The reason you want to establish whether a residential project is a homestead prior to entering into a contract is that there are specific requirements for construction contracts involving homesteads. A failure to comply with those requirements will prevent a contractor from being able to file a valid lien on the property, and may have financial consequences for the contractor if it does file a lien on the property without having followed the homestead requirements.
4. How and When Will You Be Paid?
There are multiple ways in which a contractor or subcontractor can agree to be paid on a project. The important thing is that be sure your contract is clear about when and how you will be paid for both the original scope of work and any change-orders or extras that come up. It is also important that you know and understand the process for submitting a change-order for approval and who has the authority to approve your change-orders. If you do not strictly comply with the process provided for in your contract, the owner and/or general contractor could deny your change-order request leaving you without compensation for work you may have already completed.

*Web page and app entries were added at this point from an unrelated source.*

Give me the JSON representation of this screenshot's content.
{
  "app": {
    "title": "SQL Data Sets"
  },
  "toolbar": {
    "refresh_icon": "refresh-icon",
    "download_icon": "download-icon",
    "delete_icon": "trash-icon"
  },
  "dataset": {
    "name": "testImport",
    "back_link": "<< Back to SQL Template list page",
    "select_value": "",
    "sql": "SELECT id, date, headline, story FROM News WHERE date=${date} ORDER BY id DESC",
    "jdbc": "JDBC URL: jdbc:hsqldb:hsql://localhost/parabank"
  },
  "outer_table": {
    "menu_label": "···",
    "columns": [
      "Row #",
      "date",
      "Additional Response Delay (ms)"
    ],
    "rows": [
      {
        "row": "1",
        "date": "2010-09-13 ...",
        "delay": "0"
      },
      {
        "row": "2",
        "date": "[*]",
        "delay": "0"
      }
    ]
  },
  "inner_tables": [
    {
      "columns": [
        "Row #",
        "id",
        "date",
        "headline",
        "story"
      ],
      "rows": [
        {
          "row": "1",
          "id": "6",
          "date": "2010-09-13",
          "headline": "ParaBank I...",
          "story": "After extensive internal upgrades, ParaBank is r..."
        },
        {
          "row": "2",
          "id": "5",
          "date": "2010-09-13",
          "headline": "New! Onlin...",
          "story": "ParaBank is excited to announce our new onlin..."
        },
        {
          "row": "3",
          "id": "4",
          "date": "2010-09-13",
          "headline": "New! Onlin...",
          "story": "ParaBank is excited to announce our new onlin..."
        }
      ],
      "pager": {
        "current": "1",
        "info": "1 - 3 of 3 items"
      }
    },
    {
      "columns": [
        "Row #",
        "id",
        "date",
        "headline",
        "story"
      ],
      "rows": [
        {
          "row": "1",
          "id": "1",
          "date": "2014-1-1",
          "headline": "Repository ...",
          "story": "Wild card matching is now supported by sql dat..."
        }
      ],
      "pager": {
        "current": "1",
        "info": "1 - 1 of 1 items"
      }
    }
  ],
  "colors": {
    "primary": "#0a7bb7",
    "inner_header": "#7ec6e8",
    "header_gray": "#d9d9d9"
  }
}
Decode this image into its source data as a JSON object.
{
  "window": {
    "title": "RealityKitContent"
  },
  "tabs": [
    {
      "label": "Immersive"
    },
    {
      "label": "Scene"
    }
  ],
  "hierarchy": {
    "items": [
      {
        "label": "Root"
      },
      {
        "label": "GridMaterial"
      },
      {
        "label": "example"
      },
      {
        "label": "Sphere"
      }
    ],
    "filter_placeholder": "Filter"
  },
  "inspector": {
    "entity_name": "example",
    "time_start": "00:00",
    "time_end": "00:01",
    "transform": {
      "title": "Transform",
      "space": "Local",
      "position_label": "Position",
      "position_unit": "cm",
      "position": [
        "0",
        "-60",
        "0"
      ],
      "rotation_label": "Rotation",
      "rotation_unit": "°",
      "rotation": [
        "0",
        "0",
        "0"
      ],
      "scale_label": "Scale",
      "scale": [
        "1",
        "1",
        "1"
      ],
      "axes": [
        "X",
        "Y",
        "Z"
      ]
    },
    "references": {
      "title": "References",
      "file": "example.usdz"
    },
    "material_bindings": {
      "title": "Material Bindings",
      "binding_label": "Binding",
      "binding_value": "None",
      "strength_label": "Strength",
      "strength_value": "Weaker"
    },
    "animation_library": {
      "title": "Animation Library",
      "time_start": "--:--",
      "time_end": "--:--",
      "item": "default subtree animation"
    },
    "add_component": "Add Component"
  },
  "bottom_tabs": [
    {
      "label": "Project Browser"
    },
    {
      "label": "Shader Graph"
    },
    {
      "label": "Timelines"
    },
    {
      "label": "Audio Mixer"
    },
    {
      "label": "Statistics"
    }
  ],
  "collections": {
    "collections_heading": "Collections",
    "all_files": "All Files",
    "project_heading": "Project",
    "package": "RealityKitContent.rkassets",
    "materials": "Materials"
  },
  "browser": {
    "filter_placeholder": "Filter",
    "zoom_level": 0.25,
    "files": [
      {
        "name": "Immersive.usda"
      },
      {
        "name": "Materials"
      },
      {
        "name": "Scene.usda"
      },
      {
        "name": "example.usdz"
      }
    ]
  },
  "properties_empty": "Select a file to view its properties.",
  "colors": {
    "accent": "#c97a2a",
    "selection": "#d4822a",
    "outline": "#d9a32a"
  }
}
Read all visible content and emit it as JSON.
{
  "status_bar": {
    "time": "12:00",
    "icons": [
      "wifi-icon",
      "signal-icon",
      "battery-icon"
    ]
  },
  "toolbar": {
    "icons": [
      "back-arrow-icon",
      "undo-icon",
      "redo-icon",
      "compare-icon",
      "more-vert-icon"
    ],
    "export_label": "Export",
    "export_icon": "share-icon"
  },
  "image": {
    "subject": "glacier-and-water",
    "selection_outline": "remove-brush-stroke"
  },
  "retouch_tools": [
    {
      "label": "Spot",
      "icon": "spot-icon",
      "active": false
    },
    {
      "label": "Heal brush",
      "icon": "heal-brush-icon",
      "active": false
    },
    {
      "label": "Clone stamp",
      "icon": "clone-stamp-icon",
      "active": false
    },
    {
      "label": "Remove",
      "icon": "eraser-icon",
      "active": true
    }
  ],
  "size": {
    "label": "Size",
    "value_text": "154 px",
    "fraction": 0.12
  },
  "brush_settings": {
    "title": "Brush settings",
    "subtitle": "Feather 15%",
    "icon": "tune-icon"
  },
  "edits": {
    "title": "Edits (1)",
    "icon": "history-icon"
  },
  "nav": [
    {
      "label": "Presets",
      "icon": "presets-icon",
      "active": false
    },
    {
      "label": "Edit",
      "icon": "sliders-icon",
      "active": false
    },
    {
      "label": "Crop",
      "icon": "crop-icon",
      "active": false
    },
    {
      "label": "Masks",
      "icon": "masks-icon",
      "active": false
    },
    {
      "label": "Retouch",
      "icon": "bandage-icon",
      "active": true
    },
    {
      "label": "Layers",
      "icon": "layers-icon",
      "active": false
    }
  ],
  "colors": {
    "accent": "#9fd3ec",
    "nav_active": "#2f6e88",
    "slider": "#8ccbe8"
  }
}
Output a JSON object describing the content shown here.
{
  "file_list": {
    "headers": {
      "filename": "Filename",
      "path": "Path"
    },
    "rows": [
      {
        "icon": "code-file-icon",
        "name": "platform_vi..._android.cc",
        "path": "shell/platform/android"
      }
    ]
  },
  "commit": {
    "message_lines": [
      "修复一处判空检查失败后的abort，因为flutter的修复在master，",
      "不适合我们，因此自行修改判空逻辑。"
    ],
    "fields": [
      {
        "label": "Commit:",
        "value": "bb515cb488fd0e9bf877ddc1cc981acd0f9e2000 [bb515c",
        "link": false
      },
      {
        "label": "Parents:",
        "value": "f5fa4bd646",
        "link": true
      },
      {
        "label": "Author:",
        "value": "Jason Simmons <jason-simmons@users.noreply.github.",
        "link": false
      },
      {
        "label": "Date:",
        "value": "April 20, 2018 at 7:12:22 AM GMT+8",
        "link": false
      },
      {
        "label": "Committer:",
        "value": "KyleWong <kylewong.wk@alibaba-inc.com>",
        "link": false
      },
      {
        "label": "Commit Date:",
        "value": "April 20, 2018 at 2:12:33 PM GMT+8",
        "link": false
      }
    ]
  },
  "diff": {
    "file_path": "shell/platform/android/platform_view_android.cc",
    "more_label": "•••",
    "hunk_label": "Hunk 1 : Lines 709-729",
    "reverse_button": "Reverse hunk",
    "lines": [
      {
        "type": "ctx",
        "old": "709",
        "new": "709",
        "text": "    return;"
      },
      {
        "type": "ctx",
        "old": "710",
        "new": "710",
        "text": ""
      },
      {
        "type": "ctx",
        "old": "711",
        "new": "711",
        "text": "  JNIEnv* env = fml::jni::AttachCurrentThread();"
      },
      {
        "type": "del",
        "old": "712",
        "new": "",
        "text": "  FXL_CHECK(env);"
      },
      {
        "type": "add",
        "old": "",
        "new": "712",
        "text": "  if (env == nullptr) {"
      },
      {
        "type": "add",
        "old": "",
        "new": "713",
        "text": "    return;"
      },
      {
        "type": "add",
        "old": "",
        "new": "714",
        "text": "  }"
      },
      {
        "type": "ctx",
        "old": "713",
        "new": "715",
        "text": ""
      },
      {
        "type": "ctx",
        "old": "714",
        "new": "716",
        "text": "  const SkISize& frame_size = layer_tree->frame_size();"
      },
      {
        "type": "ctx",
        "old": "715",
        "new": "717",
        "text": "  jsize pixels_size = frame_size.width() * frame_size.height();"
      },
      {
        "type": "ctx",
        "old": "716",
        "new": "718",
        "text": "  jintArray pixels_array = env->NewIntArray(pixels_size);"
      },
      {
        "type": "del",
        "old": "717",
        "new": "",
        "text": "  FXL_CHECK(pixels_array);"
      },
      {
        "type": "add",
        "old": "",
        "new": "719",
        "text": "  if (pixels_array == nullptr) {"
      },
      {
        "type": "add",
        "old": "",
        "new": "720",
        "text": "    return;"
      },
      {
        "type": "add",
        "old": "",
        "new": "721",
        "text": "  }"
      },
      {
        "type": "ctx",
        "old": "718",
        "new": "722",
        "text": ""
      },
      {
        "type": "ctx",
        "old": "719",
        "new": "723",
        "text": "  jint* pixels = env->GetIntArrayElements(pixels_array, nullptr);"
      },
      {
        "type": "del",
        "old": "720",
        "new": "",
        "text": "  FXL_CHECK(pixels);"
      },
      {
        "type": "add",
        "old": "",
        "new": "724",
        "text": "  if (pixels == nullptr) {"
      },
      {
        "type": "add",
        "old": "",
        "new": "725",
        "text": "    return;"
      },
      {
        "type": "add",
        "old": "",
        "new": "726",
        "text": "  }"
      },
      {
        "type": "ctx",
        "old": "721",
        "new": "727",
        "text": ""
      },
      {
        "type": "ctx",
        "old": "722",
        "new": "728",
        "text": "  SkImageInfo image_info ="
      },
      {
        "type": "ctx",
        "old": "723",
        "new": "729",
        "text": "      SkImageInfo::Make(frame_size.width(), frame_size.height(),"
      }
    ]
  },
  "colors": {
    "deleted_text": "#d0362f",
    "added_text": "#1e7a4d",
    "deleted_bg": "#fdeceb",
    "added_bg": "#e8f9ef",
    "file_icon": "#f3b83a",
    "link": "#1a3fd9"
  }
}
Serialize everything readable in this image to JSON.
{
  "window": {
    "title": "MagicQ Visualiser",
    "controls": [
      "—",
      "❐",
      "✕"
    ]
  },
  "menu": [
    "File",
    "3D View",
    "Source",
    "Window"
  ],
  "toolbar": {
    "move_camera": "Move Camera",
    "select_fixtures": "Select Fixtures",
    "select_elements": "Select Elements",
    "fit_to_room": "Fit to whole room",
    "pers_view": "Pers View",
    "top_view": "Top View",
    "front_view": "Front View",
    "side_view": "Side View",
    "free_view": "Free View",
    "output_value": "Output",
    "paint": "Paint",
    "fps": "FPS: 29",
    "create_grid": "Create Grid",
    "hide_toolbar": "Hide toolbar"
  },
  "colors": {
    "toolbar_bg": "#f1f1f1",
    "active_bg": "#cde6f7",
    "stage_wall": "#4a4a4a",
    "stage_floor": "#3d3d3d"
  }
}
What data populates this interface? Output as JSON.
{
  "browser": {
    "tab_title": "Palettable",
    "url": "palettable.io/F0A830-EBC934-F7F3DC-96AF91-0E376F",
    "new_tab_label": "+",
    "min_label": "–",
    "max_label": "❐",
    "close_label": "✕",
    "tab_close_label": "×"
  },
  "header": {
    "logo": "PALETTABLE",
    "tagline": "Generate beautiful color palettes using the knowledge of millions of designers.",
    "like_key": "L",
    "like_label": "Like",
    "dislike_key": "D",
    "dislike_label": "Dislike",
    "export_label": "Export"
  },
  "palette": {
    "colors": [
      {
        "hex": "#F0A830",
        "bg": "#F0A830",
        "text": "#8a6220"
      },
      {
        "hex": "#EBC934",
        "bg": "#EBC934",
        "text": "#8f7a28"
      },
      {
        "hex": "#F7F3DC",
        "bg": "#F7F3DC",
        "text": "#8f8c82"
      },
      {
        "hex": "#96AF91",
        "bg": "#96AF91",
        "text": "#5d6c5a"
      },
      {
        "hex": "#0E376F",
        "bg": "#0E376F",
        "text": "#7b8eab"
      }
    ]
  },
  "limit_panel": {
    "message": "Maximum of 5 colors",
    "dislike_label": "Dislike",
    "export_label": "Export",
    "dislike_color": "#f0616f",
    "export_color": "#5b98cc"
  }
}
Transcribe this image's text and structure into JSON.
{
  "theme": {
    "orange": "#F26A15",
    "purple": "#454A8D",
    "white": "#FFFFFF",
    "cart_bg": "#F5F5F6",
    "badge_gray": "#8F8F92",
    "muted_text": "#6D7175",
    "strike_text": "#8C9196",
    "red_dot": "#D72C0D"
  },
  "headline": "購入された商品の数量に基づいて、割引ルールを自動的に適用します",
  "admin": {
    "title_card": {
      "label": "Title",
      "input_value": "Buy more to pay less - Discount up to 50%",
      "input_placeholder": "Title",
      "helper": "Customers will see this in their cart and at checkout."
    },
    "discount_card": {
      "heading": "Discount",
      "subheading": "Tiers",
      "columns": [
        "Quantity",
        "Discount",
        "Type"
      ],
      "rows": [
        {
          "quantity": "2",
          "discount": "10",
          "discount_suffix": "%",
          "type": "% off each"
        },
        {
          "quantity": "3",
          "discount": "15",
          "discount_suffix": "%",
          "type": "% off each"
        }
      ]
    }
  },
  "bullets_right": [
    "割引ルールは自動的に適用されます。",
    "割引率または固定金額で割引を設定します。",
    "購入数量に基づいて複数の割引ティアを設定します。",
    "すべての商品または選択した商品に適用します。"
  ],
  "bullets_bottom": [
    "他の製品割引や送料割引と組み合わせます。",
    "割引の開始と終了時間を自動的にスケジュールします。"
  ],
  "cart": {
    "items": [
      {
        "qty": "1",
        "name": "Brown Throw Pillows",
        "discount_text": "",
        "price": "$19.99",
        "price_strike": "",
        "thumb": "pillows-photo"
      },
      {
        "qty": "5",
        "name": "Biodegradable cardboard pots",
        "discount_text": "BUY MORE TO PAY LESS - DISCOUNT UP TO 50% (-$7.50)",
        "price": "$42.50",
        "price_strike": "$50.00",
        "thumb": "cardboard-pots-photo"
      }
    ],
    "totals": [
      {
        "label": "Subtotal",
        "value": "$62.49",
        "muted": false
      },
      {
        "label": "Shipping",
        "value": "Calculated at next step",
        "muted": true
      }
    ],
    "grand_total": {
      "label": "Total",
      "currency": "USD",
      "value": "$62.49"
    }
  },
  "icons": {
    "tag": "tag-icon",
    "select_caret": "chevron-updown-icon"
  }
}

Additionally, if you are a subcontractor, your contract may include either a "pay when paid" clause or a "pay if paid" clause. It is important that you are aware of such clauses and that you take them into consideration prior to accepting a contract. These types of clauses are particularly burdensome on smaller subcontractors who may not be able to float the expense of a project in the event that that payment on that project does not happen timely. Texas law does provide some ways in which you may be able to get around these clauses and demand payment, but the process for doing so is complicated and will often involve a subcontractor incurring the expense of hiring an attorney to assist them in doing so.
5. How Will Contract Related Disputes Be Resolved?
Nearly all standard form construction contracts will provide direction on how any disputes related to the contract will be resolved. Many will contain a provision requiring disputes to be resolved with mediation and/or arbitration rather than through litigation in a court. If you are a subcontractor and there is no provision providing for how disputes will be handled, look for language that incorporates the original contract terms into your subcontract.
Whether or not the contract includes language awarding attorney's fees if you prevail in a contract dispute should also be considered. Litigation and/or arbitration can be very expensive and many smaller contractors and subcontractors cannot sustain the cost, especially if it is uncertain whether or not they can recover the costs of pursuing a claim. This can be particularly important if a contractor is out of time to file a lien and must pursue a contract claim against the general contractor to get paid money they are rightfully due for the labor and/or materials they supplied to a project.
This article is intended as a general educational overview of the subject matter and is not intended to be a comprehensive survey of recent jurisprudence, nor a substitute for legal advice for a specific legal matter. If you have a legal issue, please consult an attorney.